10. What if those we have endorsed and their political programs do not deliver once they are elected?
On the one hand, we already know that there is no political program which is absolute. They are means to an end and they are not the only means. In theology, this refers to what is called the “eschatological proviso” — a provision that limits the valuation of the political realm. Any socio-political arrangement always falls short of the values of the Kingdom; thus, they always need to be continually critiqued and revised.
On the other hand, an all-out and absolute use of “eschatological proviso” (or a permanent “allergy” of political parties and ideologies in the Church) denies our authentic human political struggle of its necessary social vision and practical processes that furnish social agents with concrete ways toward human development and empowerment. “Faith without ideology is dead”, writes the Latin American theologian Juan Luis Segundo. To remain in the level of abstract principles and values renders the Christian vision impractical and incapable of incarnating itself in history. Beyond our principles, it is the well-thought of vision and programs of political parties that can incarnate the Christian vision in the world.

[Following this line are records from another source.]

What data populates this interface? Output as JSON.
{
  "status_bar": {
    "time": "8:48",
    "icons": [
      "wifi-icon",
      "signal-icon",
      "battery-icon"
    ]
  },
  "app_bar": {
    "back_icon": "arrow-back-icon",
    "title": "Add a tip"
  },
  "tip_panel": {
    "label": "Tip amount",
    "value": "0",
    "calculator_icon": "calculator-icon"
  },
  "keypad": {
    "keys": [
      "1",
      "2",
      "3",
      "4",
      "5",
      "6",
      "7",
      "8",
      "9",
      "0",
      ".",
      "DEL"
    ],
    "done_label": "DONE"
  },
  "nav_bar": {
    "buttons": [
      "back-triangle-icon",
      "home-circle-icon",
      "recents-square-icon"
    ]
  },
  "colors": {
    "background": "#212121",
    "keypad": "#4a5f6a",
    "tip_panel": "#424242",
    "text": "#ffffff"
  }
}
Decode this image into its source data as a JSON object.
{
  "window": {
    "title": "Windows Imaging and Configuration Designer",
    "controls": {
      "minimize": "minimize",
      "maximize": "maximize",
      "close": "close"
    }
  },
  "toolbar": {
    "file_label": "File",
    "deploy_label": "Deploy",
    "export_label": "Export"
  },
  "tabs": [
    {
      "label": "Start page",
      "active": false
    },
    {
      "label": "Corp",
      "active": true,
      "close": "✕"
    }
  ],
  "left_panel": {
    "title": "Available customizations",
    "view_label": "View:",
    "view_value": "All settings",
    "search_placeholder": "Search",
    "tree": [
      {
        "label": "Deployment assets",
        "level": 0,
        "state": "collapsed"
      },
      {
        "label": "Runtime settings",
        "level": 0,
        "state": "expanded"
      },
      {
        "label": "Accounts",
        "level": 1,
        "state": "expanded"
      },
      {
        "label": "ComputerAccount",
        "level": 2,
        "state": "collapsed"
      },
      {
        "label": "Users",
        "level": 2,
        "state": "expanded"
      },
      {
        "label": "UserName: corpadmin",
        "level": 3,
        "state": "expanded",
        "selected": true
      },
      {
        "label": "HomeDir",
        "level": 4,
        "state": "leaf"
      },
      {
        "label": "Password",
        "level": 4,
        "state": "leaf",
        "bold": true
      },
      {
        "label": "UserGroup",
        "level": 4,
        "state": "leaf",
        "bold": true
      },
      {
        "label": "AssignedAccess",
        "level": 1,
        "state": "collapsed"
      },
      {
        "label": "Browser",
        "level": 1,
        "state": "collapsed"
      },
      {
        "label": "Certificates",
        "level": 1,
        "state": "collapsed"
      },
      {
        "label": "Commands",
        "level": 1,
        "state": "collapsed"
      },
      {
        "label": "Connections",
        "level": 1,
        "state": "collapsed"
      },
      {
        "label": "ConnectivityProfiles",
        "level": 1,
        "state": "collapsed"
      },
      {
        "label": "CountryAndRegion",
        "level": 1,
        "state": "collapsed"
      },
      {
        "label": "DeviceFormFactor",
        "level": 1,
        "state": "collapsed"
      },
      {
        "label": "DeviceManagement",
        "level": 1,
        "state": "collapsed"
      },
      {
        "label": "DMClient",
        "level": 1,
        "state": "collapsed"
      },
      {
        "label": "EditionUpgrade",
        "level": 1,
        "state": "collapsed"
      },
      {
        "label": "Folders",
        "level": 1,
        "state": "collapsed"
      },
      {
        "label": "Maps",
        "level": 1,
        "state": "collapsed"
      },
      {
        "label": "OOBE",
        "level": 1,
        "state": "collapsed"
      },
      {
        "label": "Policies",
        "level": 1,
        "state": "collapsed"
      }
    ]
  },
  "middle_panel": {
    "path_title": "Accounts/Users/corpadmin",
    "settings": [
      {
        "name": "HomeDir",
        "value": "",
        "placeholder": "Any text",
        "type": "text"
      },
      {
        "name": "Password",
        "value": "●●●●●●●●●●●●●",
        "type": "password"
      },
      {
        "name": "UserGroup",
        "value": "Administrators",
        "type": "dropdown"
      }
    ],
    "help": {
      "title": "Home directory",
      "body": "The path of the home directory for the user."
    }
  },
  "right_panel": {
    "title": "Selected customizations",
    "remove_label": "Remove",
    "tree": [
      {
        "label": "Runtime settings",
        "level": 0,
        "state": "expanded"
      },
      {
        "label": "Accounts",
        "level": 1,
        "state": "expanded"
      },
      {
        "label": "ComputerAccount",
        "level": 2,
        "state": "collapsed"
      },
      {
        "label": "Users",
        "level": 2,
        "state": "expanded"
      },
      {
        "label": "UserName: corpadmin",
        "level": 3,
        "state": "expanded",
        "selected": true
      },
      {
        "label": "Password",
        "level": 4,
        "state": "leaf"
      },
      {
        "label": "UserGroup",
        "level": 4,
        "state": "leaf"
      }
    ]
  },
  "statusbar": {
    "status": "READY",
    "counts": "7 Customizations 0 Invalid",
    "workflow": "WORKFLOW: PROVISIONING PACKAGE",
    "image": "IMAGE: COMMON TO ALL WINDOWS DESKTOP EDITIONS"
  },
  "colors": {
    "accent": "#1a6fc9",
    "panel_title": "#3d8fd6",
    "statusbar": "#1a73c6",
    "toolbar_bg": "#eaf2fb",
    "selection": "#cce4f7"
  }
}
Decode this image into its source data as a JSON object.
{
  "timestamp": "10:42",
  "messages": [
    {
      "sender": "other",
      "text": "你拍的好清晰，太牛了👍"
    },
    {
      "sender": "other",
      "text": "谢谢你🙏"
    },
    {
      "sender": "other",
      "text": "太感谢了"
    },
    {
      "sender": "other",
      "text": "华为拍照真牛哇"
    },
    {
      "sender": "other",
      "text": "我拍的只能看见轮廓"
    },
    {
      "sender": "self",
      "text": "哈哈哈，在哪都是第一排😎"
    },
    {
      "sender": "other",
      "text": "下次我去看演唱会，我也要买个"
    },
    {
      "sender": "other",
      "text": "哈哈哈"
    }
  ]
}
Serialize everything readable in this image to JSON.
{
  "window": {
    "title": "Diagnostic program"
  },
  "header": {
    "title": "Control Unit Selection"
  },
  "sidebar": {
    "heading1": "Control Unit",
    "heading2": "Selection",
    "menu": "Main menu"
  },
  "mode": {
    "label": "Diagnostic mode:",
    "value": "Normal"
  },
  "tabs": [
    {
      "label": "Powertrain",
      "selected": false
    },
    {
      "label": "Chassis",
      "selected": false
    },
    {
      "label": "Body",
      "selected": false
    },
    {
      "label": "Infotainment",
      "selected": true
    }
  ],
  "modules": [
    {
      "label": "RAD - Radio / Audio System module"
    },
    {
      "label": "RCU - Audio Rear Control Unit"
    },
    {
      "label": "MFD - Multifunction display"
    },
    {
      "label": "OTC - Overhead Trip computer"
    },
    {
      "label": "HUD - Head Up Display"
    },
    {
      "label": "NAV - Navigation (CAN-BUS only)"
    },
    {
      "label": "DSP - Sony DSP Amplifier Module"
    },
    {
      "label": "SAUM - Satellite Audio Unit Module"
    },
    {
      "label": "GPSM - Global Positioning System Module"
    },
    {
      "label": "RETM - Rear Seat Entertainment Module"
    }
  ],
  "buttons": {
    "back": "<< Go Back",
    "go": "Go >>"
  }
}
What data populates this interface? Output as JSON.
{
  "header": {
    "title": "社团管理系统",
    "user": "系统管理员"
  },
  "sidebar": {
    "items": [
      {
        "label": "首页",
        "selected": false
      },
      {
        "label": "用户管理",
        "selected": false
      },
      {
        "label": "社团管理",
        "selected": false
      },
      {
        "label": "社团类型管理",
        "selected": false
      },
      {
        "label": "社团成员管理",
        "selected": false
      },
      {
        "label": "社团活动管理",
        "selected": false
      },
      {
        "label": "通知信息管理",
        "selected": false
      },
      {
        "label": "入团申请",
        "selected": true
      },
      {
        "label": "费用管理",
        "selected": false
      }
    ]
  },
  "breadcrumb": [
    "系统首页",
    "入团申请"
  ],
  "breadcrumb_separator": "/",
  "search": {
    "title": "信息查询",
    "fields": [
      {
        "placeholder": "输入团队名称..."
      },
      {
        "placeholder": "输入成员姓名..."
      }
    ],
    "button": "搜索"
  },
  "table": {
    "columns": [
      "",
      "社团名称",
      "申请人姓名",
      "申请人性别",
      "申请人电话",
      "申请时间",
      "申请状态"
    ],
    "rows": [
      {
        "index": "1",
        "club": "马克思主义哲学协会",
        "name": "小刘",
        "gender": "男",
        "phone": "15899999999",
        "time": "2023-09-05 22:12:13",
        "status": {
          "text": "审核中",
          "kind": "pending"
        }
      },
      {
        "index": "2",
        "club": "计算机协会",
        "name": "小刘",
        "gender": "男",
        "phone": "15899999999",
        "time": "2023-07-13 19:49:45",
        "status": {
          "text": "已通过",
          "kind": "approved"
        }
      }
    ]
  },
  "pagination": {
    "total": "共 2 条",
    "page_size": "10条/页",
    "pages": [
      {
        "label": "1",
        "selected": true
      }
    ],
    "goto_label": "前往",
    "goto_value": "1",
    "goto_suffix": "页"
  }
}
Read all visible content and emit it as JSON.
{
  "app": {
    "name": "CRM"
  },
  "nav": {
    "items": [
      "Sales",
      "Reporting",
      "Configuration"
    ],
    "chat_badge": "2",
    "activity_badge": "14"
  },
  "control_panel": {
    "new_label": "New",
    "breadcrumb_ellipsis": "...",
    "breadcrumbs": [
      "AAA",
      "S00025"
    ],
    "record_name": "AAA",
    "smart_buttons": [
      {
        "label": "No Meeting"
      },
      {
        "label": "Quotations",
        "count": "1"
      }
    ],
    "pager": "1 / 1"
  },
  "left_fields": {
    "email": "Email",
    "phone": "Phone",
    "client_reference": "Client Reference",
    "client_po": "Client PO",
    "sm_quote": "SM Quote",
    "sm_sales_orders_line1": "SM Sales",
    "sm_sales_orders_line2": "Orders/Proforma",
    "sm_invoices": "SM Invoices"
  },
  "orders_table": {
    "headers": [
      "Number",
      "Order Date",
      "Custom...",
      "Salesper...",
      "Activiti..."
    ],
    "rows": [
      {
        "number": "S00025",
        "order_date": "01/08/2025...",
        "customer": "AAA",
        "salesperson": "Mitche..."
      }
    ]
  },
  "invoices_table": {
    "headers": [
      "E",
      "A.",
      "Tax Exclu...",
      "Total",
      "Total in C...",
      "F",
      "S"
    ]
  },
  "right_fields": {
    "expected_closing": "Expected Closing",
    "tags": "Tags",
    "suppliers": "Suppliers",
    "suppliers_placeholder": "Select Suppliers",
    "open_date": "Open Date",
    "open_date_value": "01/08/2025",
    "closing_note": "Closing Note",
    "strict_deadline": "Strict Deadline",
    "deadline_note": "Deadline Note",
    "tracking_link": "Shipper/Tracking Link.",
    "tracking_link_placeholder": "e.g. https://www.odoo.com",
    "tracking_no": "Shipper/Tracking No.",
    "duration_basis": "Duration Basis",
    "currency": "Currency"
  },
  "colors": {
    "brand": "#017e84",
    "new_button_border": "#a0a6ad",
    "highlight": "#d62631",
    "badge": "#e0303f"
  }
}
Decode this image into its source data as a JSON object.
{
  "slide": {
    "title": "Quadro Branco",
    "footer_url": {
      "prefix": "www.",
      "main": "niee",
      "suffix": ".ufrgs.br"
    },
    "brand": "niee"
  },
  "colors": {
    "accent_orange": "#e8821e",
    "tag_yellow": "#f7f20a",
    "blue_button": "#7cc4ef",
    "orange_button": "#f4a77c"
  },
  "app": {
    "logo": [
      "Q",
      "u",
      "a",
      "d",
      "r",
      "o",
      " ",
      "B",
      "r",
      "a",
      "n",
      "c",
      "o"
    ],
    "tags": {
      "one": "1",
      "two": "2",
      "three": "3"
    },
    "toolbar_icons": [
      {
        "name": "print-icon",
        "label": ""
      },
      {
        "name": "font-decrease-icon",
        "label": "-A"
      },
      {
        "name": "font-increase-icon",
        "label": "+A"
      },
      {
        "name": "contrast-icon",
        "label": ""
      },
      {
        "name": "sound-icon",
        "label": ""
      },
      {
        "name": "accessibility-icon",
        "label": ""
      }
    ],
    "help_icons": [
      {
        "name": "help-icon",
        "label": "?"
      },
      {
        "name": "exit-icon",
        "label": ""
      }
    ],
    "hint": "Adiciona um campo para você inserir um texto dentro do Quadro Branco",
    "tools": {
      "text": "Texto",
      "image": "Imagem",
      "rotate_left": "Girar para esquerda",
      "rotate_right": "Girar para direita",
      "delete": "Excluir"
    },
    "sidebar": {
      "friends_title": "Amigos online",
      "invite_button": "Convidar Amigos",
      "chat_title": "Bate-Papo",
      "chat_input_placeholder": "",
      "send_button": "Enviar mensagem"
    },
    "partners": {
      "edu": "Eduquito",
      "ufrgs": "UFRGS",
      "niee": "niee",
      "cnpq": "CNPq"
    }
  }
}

Having said that, it is also enjoined upon the clergy and religious to do continual criticism and demand for accountability from elected candidates and the political agenda they have endorsed. The whole Church—lay, clergy and religious—needs to critically engage the government and its programs with the values of the Gospel and the Kingdom. They should not be afraid to criticize their previously endorsed politicians and parties, and ask them to be accountable to the people.
We are not a “fans club” but “citizens”. We are not fanatics but prophets.
The prophets of old anointed the kings but they also confronted them with their abuses. Nathan vs. David, Elijah vs. Ahab, Isaiah vs. Hezekiah. In the same way, we are called to be prophets who continue to speak truth to power regardless of who occupies the seat of authority.
For us, no political agenda is absolute. Only the Kingdom is. “We are workers, not master builders; ministers, not messiahs. We are prophets of a future not our own.”
Reading all the positions on this matter in opinions found on mainstream media, FB posts, social networks, blogs, and even conversations among my friends, I have one observation:
Those who argue for non-partisanship today—some of them clerics and religious—have openly endorsed political candidates in the past or continues to do so at present.
I do not know if this newly argued position on the matter is an expression of remorse or a sheer lack of reflexivity.
Daniel Franklin E. Pilario, CM
Vincentian Chair for Social Justice
St. John’s University - New York
March 20, 2022
 D. F. Pilario, “Can Priests and Religious Endorse Political Candidates?” https://www.svst.edu.ph/news/can-priests-and-religious-endorse-political-candidates-181
Click the link below to download the full text (.pdf):